Our local bird expert, Peter Lawson shares a lovely story from his most recent bird watching trip at Likweti Bushveld Farm Estate.
It was early morning at Likweti when I decided a coffee break was needed to sharpen my senses whilst listing birds by sound and sight. I took my thermos to a flat granite slab and admired a stunning view from my elevated perch while pouring a mug of steaming coffee.
A Tree Squirrel started a clicking alarm call that rose in intensity into a harsh rattle. My instinct told me a predator was on the prowl and I focused my binoculars to search for the culprit. A sudden movement on the granite slab caught the corner of my eye and in that fleeting moment I could see it was a rodent before it rapidly disappeared. A Fork-tailed Drongo flew low in front of me uttering a loud and repetitive ‘twik’ call, normally used when a predator is in the vicinity. I sat dead still and peered into the tree copse in front of me. A second rodent exploded from the undergrowth and briefly paused before diving into a crevice. It was a dark grey-brown Multimammate Mouse, a nocturnal rodent but obviously disturbed from its nest of vegetation in a rock crevice.
It was still early and cool so I knew the predator was not a snake or Monitor Lizard. Could perhaps be a raptor but too light in the morning to be an owl. As I sat motionless on my stone perch the drongo again uttered its alarm and flitted across a tree stump where something caught my eye. The squirrel was ecstatically shouting a warning and flicking its tail rapidly and the movement brought it into view. I silently followed the direction of its gaze and in the shadow of the tree copse the culprit suddenly came into view.

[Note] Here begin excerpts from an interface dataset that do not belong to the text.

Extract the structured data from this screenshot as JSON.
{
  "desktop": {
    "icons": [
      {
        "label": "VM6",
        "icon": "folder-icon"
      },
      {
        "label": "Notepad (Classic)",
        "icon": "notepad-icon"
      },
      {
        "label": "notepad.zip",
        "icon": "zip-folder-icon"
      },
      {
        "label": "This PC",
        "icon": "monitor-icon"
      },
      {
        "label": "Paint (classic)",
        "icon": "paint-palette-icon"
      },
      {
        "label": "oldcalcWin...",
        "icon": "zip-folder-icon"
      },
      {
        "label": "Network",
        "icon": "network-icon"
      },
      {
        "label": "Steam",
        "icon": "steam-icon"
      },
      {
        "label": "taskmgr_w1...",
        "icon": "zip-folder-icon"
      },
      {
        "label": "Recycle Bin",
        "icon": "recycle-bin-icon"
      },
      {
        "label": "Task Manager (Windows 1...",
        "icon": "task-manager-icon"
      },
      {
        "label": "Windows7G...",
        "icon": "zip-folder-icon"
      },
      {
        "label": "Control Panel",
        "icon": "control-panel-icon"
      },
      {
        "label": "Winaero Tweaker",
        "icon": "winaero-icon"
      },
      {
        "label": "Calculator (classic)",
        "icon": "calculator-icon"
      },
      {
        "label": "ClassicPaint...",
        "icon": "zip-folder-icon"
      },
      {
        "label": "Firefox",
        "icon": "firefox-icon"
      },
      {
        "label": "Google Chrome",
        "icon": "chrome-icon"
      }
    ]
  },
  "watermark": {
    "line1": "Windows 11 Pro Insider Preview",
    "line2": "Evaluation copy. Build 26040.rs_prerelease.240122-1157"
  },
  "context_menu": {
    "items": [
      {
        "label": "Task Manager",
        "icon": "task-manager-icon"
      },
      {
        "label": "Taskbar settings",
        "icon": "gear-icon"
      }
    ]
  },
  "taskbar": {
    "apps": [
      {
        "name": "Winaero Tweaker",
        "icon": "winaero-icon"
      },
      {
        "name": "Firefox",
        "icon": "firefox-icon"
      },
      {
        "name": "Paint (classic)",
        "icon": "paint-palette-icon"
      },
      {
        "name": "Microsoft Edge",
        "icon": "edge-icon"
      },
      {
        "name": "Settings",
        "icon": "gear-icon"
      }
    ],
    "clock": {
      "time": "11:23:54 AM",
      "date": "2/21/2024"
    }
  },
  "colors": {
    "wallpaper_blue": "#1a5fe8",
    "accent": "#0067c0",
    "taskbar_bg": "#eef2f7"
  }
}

It was long, lithe and somewhat cat-like. I gazed along the back of the small mammal that had large dark spots and a black-tipped tail, introducing itself as a Large-spotted Genet.
This lovely little feline was visible for a short while only, but long enough for me to ignore my coffee that was no longer steaming, but so what. What a find and all due to choosing the right spot for a coffee break on fabulous Likweti.
Text by Peter Lawson.